|Channels||Online platform, third-party sellers, Prime membership||Physical stores, e-commerce website, online grocery ordering||Both use online platforms for sales. Amazon allows third-party sellers on its platform. Walmart operates physical stores and has an e-commerce website.||Amazon’s exclusive online presence and third-party seller platform. Walmart’s extensive network of physical stores and its expansion into online grocery ordering.||Extensive Online Presence (Amazon), Physical Retail Footprint (Walmart).|
|Customer Relationships||Digital interactions, customer reviews, Prime membership benefits||In-store interactions, loyalty programs, customer service||Both maintain customer relationships through digital interactions. Amazon relies on customer reviews and Prime membership benefits. Walmart fosters in-store interactions, loyalty programs, and customer service.||Amazon’s focus on digital customer interactions and reliance on Prime membership. Walmart’s emphasis on in-store relationships and traditional customer service.||Digital Engagement (Amazon), In-Store Relationships (Walmart).|
|Key Activities||E-commerce operations, cloud computing, content creation||Retail operations, supply chain management, private label brands||Both engage in e-commerce operations. Amazon has a cloud computing division and content creation (e.g., Amazon Studios). Walmart focuses on retail operations, supply chain management, and private label brands.||Amazon’s diversification into cloud computing and content creation. Walmart’s core focus on traditional retail and supply chain management.||Cloud Computing and Content Creation (Amazon), Traditional Retail Expertise (Walmart).|
|Key Resources||E-commerce platform, data centers, content libraries||Physical stores, supply chain infrastructure, private label brands||Both rely on e-commerce platforms. Amazon has data centers and content libraries. Walmart’s key resources include physical stores, supply chain infrastructure, and private label brands.||Amazon’s emphasis on digital resources, data centers, and content libraries. Walmart’s reliance on physical retail assets, extensive supply chain, and private label brands.||Digital Resources (Amazon), Physical Retail Assets (Walmart).|
|Key Partnerships||Third-party sellers, content creators, delivery services||Suppliers, technology partners, delivery and logistics providers||Both collaborate with third-party sellers and delivery services.
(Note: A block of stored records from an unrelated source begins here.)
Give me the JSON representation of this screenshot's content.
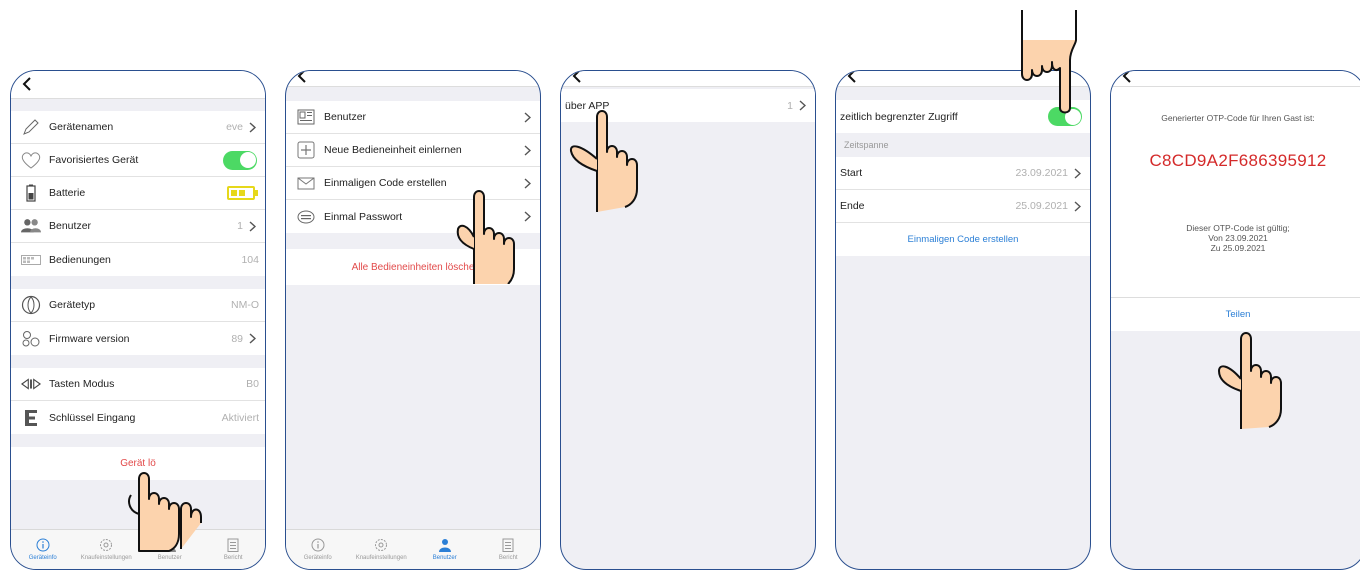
{
  "screen1": {
    "rows_a": [
      {
        "label": "Gerätenamen",
        "value": "eve",
        "chevron": true,
        "icon": "pencil-icon"
      },
      {
        "label": "Favorisiertes Gerät",
        "value": "",
        "toggle": true,
        "icon": "heart-icon"
      },
      {
        "label": "Batterie",
        "value": "",
        "battery": true,
        "icon": "battery-icon"
      },
      {
        "label": "Benutzer",
        "value": "1",
        "chevron": true,
        "icon": "users-icon"
      },
      {
        "label": "Bedienungen",
        "value": "104",
        "chevron": false,
        "icon": "keypad-icon"
      }
    ],
    "rows_b": [
      {
        "label": "Gerätetyp",
        "value": "NM-O",
        "chevron": false,
        "icon": "device-type-icon"
      },
      {
        "label": "Firmware version",
        "value": "89",
        "chevron": true,
        "icon": "gears-icon"
      }
    ],
    "rows_c": [
      {
        "label": "Tasten Modus",
        "value": "B0",
        "chevron": false,
        "icon": "arrows-icon"
      },
      {
        "label": "Schlüssel Eingang",
        "value": "Aktiviert",
        "chevron": false,
        "icon": "letter-e-icon"
      }
    ],
    "delete_label": "Gerät lö"
  },
  "screen2": {
    "rows": [
      {
        "label": "Benutzer",
        "icon": "user-card-icon"
      },
      {
        "label": "Neue Bedieneinheit einlernen",
        "icon": "plus-box-icon"
      },
      {
        "label": "Einmaligen Code erstellen",
        "icon": "envelope-icon"
      },
      {
        "label": "Einmal Passwort",
        "icon": "keyboard-icon"
      }
    ],
    "delete_all_label": "Alle Bedieneinheiten lösche"
  },
  "screen3": {
    "row": {
      "label": "über APP",
      "value": "1"
    }
  },
  "screen4": {
    "access_label": "zeitlich begrenzter Zugriff",
    "section_header": "Zeitspanne",
    "start_label": "Start",
    "start_value": "23.09.2021",
    "end_label": "Ende",
    "end_value": "25.09.2021",
    "create_label": "Einmaligen Code erstellen"
  },
  "screen5": {
    "title": "Generierter OTP-Code für Ihren Gast ist:",
    "code": "C8CD9A2F686395912",
    "valid_line1": "Dieser OTP-Code ist gültig;",
    "valid_line2": "Von 23.09.2021",
    "valid_line3": "Zu 25.09.2021",
    "share_label": "Teilen"
  },
  "tabs": [
    {
      "label": "Geräteinfo",
      "icon": "info-icon"
    },
    {
      "label": "Knaufeinstellungen",
      "icon": "gear-icon"
    },
    {
      "label": "Benutzer",
      "icon": "person-icon"
    },
    {
      "label": "Bericht",
      "icon": "report-icon"
    }
  ],
  "colors": {
    "accent_blue": "#2b7fd6",
    "toggle_green": "#4cd964",
    "danger_red": "#e24a4a",
    "otp_red": "#d42a2a",
    "frame_blue": "#2a4f8f"
  }
}
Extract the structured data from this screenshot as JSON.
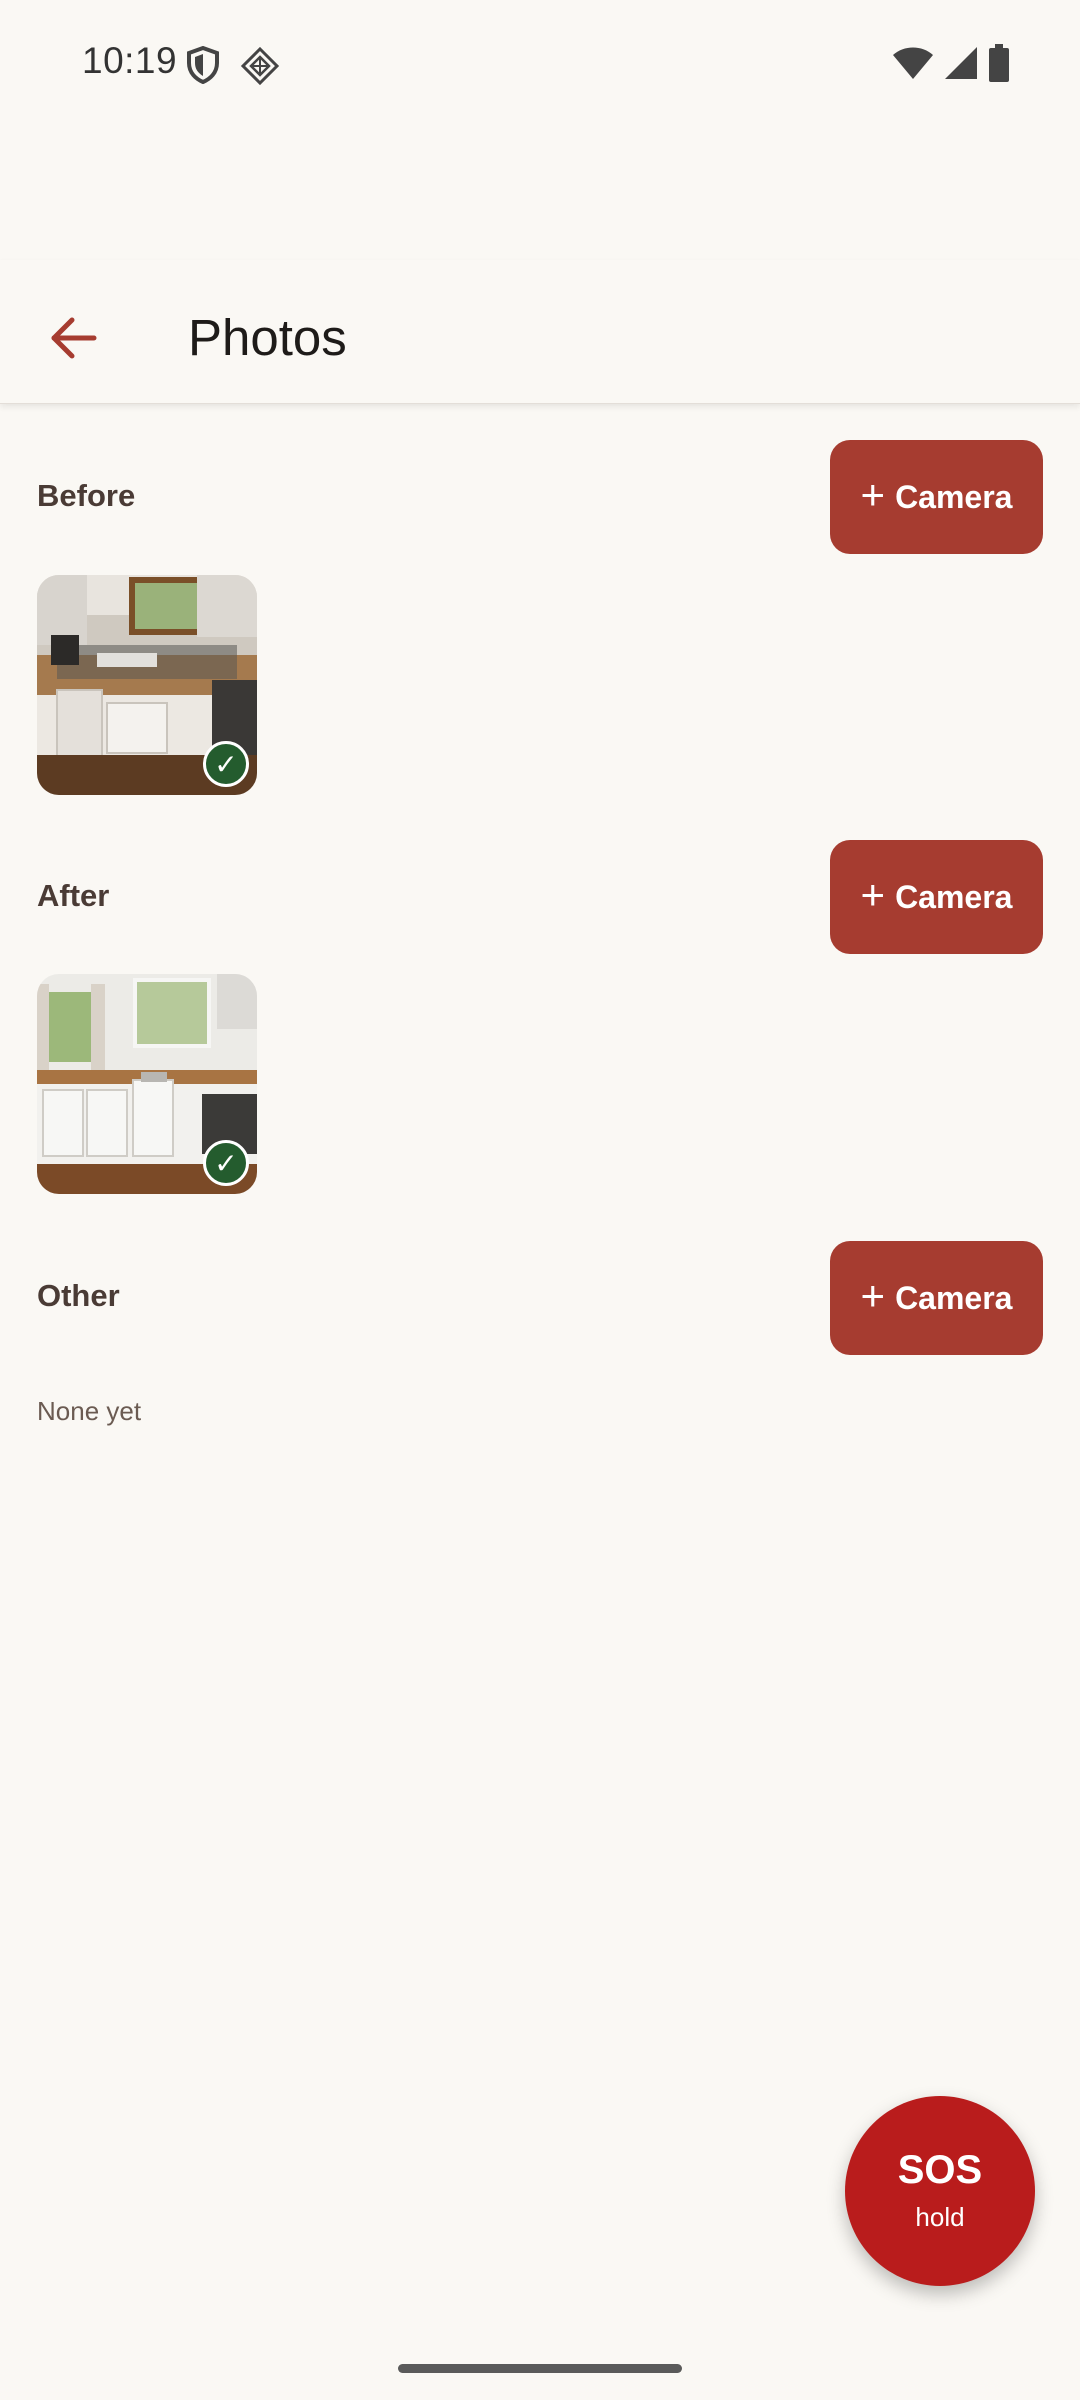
{
  "status_bar": {
    "time": "10:19",
    "icons": [
      "shield-icon",
      "vpn-icon",
      "wifi-icon",
      "signal-icon",
      "battery-icon"
    ]
  },
  "app_bar": {
    "back_icon": "back-arrow-icon",
    "title": "Photos"
  },
  "sections": [
    {
      "label": "Before",
      "camera_label": "Camera",
      "photos": [
        {
          "subject": "cluttered kitchen",
          "uploaded": true
        }
      ]
    },
    {
      "label": "After",
      "camera_label": "Camera",
      "photos": [
        {
          "subject": "clean kitchen",
          "uploaded": true
        }
      ]
    },
    {
      "label": "Other",
      "camera_label": "Camera",
      "photos": [],
      "empty_text": "None yet"
    }
  ],
  "sos": {
    "title": "SOS",
    "subtitle": "hold"
  },
  "colors": {
    "background": "#faf8f4",
    "accent": "#a63c30",
    "sos": "#b91c1c",
    "check": "#245c2e",
    "section_text": "#4a3b35"
  }
}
Amazon partners with content creators. Walmart collaborates with suppliers, technology partners, and logistics providers.||Amazon’s partnerships with content creators and its broader range of technology collaborations. Walmart’s focus on supplier relationships and logistics partnerships.||Content Creation Partnerships (Amazon), Strong Supplier Relationships (Walmart).|
|Revenue Streams||Product sales, subscription services, advertising||Product sales, in-store services, advertising||Both generate revenue through product sales and advertising. Amazon has subscription services (e.g., Prime). Walmart offers in-store services in addition to product sales.||Amazon’s diverse revenue streams, including subscription services and advertising. Walmart’s primary revenue source is product sales, both in-store and online.||Subscription Services (Amazon), In-Store Service Offerings (Walmart).|
|Cost Structure||Fulfillment and shipping costs, technology development expenses||Supply chain and operational costs, employee wages||Both manage costs related to fulfillment and technology. Amazon incurs significant costs for fulfillment and technology development. Walmart focuses on supply chain and operational costs.||Amazon’s higher technology development expenses and investment in fulfillment and shipping. Walmart’s cost structure centered around supply chain efficiency and employee wages.||Technology Investment (Amazon), Supply Chain Efficiency (Walmart).|
Connected to Amazon Business Model